A new study by a team at the BD Diabetes Center at Atlantic Health System’s Goryeb Children’s Hospital, headed by Harold Starkman, MD, director of pediatric endocrinology, found that teens with poorly controlled type 1 diabetes can experience anger, frustration and anxiety, fraying the relationships they have with their parents and health care providers and impacting their treatment and self-management. A better approach, the team found, was for parents and providers to reduce stress and promote success by simply listening to patients as they describe their efforts and struggles.
In order to control blood sugar levels, people with type 1 diabetes must test their blood frequently and take insulin, which requires diligent monitoring. For teens, this can be especially difficult while managing school and extracurricular activities.
Dr. Starkman and his team, which included Nicole Pilek, MSW, LCSW, the pediatric endocrine social worker at Goryeb Children’s Hospital, and Gloria Lopez-Henriquez, a counselor at CONCERN Behavioral and Management Solutions, recruited nine teens between the ages of 13 and 18 who had been diagnosed with type 1 diabetes more than a year earlier and had average hemoglobin A1C levels (a test that measures blood sugar levels over a period of several months) of more than 9% – which is well above normal.
The team interviewed the seven girls and two boys, all patients at Goryeb Children’s Hospital, with their parents. They also interviewed 10 health care providers in separate sessions.
The interviews revealed significant conflict, potentially impacting treatment.
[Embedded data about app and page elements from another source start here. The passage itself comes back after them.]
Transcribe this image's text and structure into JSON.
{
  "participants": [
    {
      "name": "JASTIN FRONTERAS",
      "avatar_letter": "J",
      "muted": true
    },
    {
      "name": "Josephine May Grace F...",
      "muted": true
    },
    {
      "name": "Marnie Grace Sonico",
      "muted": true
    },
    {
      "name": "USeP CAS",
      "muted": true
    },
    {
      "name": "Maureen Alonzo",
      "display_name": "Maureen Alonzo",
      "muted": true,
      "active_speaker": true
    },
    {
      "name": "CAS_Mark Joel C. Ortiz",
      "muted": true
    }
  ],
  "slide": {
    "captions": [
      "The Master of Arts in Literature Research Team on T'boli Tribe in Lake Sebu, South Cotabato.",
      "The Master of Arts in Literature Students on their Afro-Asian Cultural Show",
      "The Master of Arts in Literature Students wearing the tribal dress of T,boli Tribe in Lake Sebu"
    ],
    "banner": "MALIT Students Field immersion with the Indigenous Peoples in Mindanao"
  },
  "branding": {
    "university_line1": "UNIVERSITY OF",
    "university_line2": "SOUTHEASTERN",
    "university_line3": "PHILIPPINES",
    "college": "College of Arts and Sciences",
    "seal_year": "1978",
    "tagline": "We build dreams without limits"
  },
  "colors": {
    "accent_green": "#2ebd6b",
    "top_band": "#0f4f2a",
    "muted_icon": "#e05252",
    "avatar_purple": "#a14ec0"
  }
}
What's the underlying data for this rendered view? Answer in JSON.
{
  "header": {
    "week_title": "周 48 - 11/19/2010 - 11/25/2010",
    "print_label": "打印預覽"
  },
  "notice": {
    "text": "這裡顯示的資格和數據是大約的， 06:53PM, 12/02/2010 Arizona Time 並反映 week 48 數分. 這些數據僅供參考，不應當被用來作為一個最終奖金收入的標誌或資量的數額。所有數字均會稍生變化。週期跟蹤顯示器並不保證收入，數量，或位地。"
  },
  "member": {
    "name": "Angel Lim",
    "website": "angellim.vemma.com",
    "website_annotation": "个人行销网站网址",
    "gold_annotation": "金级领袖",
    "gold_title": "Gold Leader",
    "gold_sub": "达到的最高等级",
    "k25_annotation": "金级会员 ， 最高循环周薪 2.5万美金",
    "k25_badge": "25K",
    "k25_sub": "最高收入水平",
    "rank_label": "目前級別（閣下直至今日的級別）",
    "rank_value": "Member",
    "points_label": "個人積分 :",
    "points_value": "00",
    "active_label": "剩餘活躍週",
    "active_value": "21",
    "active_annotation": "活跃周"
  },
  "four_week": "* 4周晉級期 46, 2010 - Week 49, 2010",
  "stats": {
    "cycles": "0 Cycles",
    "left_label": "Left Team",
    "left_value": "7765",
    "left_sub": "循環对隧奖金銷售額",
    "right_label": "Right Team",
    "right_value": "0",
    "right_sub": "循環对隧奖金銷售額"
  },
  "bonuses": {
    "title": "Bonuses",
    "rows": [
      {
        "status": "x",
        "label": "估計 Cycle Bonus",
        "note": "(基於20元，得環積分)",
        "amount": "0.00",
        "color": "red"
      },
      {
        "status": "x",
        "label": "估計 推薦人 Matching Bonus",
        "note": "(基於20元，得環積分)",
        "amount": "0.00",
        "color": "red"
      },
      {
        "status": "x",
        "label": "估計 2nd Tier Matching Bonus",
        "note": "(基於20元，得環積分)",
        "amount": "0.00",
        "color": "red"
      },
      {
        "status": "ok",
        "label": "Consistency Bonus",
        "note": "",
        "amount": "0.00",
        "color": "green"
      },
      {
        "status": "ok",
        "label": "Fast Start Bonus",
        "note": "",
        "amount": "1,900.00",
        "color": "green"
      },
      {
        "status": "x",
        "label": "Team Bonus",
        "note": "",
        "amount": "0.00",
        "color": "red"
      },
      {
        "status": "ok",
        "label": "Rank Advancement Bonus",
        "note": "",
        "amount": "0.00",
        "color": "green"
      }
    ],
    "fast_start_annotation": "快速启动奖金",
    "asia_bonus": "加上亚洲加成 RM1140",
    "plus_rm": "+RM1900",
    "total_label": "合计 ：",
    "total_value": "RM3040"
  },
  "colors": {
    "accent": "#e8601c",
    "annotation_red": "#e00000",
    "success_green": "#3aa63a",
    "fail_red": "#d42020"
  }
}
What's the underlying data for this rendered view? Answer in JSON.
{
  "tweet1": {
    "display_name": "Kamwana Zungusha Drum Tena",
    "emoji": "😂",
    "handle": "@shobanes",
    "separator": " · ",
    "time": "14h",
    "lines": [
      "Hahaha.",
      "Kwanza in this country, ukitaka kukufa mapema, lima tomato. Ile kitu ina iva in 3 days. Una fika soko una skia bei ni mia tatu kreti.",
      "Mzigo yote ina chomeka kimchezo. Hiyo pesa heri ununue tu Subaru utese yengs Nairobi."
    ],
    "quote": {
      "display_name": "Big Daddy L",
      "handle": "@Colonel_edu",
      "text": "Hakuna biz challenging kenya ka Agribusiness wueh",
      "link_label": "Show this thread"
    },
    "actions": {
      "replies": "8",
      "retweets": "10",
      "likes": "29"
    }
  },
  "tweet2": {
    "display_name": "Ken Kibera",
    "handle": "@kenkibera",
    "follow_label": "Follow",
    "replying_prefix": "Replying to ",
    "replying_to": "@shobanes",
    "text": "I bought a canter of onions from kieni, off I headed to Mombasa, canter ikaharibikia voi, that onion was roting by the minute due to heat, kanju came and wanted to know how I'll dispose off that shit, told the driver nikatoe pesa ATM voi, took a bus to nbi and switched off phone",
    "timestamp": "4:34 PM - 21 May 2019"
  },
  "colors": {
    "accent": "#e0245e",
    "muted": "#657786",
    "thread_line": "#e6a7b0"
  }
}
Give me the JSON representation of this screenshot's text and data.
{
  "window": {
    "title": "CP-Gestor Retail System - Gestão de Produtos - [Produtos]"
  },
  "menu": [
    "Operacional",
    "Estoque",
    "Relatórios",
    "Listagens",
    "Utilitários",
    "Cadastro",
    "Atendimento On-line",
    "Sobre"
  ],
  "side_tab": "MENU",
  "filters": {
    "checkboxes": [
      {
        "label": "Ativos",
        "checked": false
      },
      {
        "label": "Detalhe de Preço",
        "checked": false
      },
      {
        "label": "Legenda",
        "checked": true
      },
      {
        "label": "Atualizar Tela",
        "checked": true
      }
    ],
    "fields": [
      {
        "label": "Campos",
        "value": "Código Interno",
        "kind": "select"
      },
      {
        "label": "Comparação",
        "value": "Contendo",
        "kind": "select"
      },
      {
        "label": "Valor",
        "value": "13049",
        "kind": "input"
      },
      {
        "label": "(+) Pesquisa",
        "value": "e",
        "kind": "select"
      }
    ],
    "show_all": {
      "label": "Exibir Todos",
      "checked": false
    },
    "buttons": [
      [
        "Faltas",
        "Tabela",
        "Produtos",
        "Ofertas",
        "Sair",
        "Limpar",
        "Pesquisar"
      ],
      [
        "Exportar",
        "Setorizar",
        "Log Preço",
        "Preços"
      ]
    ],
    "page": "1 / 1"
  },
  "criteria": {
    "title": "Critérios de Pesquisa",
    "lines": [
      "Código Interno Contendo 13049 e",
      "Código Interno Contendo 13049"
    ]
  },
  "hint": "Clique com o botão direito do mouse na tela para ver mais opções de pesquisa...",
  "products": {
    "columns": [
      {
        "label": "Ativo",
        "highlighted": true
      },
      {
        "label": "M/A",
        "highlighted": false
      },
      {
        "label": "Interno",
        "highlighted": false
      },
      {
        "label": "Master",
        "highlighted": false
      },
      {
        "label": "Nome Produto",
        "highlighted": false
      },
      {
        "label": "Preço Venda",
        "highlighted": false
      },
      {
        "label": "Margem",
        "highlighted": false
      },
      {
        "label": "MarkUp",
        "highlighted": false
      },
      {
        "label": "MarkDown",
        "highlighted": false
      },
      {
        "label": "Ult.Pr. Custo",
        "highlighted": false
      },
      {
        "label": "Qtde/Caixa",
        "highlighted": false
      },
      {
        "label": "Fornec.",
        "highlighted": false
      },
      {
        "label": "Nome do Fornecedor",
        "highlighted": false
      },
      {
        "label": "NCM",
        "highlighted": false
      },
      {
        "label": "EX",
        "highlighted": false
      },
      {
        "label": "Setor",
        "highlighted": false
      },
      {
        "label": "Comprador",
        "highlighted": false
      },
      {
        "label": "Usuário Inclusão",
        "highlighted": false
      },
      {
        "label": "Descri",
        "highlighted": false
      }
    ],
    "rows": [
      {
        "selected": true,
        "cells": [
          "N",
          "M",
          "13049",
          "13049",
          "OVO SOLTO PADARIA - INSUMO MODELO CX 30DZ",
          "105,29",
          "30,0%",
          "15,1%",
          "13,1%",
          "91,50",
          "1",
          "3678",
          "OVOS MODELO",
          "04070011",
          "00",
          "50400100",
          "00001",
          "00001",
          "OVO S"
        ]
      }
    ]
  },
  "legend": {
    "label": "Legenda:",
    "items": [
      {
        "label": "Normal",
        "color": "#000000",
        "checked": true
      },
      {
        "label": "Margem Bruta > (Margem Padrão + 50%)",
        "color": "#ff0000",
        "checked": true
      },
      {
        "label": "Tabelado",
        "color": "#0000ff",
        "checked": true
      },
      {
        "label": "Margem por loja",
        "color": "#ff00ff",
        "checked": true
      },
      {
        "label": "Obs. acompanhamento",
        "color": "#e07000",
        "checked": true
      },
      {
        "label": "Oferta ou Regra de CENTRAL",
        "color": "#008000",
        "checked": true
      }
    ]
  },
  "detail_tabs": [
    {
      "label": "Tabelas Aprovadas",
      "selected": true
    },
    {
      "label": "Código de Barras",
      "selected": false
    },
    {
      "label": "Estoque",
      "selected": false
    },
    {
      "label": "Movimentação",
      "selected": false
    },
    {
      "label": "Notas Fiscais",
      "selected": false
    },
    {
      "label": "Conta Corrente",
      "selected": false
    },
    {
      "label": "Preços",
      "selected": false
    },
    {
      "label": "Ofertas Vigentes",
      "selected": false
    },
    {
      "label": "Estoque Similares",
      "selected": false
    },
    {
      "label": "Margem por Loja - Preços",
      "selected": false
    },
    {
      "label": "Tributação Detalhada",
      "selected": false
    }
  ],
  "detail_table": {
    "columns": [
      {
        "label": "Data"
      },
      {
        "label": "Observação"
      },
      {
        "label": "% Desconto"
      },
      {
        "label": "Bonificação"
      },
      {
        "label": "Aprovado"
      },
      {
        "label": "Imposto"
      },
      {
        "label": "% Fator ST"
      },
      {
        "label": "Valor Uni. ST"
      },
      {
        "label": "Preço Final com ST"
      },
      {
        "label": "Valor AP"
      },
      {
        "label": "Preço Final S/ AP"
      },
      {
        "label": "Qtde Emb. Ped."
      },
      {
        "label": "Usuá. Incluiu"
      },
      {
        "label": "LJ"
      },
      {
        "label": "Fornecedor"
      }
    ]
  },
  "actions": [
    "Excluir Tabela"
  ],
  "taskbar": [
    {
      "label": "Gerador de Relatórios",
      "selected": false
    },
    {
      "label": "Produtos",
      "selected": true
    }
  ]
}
The teens often expressed not feeling understood, even as they tried to control their disease; parents expressed their fears as anger at their children; and health care providers distanced themselves by focusing on blood sugar levels instead of seeing patients as busy teens who were doing the best they could.
By acknowledging patients’ efforts and being sensitive to the feelings of all involved, say the researchers, the chances of patients being better able to control their blood sugar increase.
“The idea is to transition from a focus on numbers to an understanding that the relationship between patients, parents and health care provider is critically important, and can motivate patients to be more engaged and improve their health,” says Dr. Starkman. “This kind of listening and understanding can prevent adolescents from dropping out of medical care.”
The study was published in the March 2019 issue of the American Psychological Association’s Family, Systems and Health journal.
Dr. Harold Starkman is part of Atlantic Medical Group, a multispecialty network of health care providers. Dr. Starkman can be reached at 973-971-4340. The BD Diabetes Center/Pediatric and Endocrine Center is located at 55 Madison Ave. and can be reached at 973-971-4340.